The Pasteur Museum is housed in the apartment where Louis Pasteur spent his final seven years and offers a rare behind-the-scenes look at the living and working environment of the world-renowned scientist. Visitors can gain a unique insight into his everyday life alongside his wife and can admire his rich and diverse scientific work.
The Institut Pasteur’s scientific strategy focuses on developing original and innovative topics and promoting interdisciplinary and multidisciplinary cooperation and approaches. The Institut Pasteur teams have access to the technological resources needed to speed up and further improve the quality of their outstanding research.
Ever since the introduction of the world’s first "Technical Microbiology" course in 1889, teaching has been a priority for the Institut Pasteur. The Institut Pasteur has an international reputation for quality teaching that attracts students from all over the world who come to further their training or top up their degree programs.
The mission of the Industrial Partnership team is to detect, promote, assist and protect the inventive activities from research (inventions, know-how and biological materials) conducted at the Institut Pasteur (and in some Institutes of its international network), and transfer there to industrial and/or institutional partners, in order to serve the patient needs and for the benefit of the society, as well as to contribute to sustainability of the Institut Pasteur’s resources.
With international courses, PhD and postdoctoral traineeship, each institute of the Institut Pasteur International Network (RIIP) contributes to the transmission of knowledge with the training of young researchers all around the world.

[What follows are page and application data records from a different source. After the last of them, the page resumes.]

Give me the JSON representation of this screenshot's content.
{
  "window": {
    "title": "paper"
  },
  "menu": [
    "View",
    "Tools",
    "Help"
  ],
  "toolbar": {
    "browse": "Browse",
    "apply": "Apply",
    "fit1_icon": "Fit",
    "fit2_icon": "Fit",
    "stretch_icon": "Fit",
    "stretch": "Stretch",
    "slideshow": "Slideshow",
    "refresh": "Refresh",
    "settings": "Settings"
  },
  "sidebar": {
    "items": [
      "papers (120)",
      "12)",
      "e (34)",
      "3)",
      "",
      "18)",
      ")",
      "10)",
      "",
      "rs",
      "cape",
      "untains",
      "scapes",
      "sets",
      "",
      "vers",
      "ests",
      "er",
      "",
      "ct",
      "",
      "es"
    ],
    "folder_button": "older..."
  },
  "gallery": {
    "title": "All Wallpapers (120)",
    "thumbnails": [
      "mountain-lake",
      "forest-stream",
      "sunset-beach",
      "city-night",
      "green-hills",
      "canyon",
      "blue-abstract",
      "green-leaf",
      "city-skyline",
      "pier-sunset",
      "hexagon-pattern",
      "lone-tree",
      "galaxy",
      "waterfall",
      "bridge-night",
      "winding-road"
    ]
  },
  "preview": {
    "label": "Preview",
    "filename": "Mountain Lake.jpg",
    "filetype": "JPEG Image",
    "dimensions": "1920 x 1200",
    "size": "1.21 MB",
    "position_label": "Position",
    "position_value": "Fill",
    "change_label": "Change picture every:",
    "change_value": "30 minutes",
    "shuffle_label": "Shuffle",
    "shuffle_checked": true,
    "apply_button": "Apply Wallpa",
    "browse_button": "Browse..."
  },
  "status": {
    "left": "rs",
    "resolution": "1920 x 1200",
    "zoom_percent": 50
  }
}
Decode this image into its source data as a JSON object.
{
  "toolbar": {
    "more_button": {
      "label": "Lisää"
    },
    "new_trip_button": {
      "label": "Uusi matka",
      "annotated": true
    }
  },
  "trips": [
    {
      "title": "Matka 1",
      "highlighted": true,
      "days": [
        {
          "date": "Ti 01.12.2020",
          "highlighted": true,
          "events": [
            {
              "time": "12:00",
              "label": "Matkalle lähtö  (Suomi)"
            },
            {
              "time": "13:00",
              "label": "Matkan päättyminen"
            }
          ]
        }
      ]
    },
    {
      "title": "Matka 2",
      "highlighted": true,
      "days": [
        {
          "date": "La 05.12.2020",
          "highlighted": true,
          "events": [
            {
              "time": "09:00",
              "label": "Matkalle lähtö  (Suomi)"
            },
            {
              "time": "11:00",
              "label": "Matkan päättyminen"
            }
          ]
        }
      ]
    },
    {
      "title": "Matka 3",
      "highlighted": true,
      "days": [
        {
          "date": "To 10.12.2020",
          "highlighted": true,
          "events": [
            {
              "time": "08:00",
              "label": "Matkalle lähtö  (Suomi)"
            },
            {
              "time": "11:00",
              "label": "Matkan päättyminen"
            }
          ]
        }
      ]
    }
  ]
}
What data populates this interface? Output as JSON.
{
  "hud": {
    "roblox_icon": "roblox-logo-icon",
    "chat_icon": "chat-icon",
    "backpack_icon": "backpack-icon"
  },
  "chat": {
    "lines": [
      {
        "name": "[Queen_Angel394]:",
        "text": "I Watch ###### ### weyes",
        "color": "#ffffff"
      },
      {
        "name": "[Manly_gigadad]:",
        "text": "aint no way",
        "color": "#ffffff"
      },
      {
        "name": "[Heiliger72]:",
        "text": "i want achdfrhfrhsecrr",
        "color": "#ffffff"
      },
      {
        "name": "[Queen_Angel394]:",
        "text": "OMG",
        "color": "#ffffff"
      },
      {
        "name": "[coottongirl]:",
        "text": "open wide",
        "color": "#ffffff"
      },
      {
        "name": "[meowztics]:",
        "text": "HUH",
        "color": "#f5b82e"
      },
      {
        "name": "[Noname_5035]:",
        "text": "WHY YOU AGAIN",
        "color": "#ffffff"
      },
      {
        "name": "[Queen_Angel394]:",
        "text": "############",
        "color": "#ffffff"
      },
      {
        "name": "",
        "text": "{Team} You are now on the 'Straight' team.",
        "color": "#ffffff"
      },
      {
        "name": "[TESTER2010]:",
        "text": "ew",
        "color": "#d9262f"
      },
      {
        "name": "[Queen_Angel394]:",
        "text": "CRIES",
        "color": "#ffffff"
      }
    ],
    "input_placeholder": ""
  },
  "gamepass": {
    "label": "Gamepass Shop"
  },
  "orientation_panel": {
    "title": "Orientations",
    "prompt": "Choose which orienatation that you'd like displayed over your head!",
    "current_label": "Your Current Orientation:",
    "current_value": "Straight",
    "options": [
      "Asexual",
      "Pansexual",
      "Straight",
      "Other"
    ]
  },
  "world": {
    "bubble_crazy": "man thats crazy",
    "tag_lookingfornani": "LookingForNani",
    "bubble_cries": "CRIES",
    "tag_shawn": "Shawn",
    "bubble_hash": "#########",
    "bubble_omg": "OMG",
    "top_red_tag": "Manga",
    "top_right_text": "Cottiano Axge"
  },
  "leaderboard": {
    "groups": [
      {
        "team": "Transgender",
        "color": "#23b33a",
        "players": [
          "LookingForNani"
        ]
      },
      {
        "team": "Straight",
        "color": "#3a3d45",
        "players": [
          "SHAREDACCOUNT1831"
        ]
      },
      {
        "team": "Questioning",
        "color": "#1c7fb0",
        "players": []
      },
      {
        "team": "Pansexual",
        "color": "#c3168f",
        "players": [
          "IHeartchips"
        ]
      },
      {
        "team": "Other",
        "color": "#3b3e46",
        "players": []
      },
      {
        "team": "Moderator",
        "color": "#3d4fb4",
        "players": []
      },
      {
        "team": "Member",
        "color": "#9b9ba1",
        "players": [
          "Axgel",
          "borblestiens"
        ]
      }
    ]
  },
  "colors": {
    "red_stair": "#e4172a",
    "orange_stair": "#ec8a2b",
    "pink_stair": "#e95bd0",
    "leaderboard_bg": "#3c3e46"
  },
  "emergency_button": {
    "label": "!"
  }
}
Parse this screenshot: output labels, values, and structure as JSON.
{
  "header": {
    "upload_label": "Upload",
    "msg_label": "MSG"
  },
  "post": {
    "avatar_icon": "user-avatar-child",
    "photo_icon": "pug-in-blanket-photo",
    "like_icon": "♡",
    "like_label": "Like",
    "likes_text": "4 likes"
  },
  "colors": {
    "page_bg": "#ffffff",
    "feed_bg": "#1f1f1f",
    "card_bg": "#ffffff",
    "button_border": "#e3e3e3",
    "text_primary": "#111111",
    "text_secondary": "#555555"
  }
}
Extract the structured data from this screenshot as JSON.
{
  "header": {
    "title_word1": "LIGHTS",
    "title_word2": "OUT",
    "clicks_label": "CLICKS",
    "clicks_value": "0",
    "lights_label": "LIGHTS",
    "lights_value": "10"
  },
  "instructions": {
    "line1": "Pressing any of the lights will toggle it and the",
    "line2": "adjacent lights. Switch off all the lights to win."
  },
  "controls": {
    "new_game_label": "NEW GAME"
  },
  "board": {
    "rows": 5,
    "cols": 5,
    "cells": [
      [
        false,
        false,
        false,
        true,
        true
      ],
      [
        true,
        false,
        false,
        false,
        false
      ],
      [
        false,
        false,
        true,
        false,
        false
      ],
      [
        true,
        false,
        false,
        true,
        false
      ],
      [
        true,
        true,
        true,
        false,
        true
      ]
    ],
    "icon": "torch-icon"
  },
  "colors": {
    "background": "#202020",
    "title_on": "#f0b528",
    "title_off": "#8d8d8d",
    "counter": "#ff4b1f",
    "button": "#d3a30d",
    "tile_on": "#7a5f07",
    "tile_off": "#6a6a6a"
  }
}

In this context, doctoral and postdoctoral programmes, study and traineeship fellowships are available to scientists. Alongside training, dynamism and attractiveness of RIIP will result in the creation of 4-year group for the young researchers.
Researchers at the Institut Pasteur and the French National Center for Scientific Research (CNRS) have just discovered the origin of hematopoietic stem cells (HSC), which give rise to all blood and immune cells in the body. Using real-time imaging technology on zebrafish embryos, the researchers observed that these stem cells were formed from the cells of the aortic wall, the embryo's main artery. This research, which has been published in the science journal Nature, though still at a fairly fundamental level, suggests that it might be possible to generate human HSCs in the laboratory using tissue samples from the blood vessels. This would open the prospect ofa personalized treatment for patients with leukemia, since their HSCs have to be replaced after chemotherapy or radiotherapy treatment to restore healthy blood and immune systems.
Paris, febuary 15, 2010
Two researchers at the Institut Pasteur and the CNRS working in the Institut Pasteur Macrophages and Development of Immunity Unit have just proved that hematopoietic stem cells, which produce blood cells throughout the life of each individual, are formed from the cells of the embryo’s aortic wall. The researchers used a high-resolution imaging technique to watch in real time how the aorta develops in zebrafish, a prime model for studying how blood cells are formed (a process known as hematopoiesis), enabling them to give an accurate description of the different stages in the birth of stem cells. This allowed them to answer the question of how blood stem cells come into being, a question which researchers have been trying to answer for many decades.
The observations show that some endothelial cells which make up the aorta undergo a strong bending outward, then fold upon themselves and round up to detach from the vascular wall, while still maintaining the integrity of the aorta. Each endothelial cell then becomes a free “travelling” stem cell which will divide so as to eventually give rise to all the different types of blood cells.
This discovery shows that cells that are already specialized, such as those which make up a blood vessel, can naturally re-program themselves to become multipotent stem cells.
Despite being still largely fundamental, this research opens the prospect of targeted treatments, particularly for leukemia patients, whose HSCs are destroyed by radiotherapy or chemotherapy. Once the factors driving this “dedifferentiation” have been identified, it might then be a matter of simply using a tissue sample taken from the patient’s own blood vessels to generate hematopoietic stem cells in vitro in the laboratory. Thesenew, custom-made HSCs could then be introduced into the patient to replace the old ones and restore the blood and immune systems.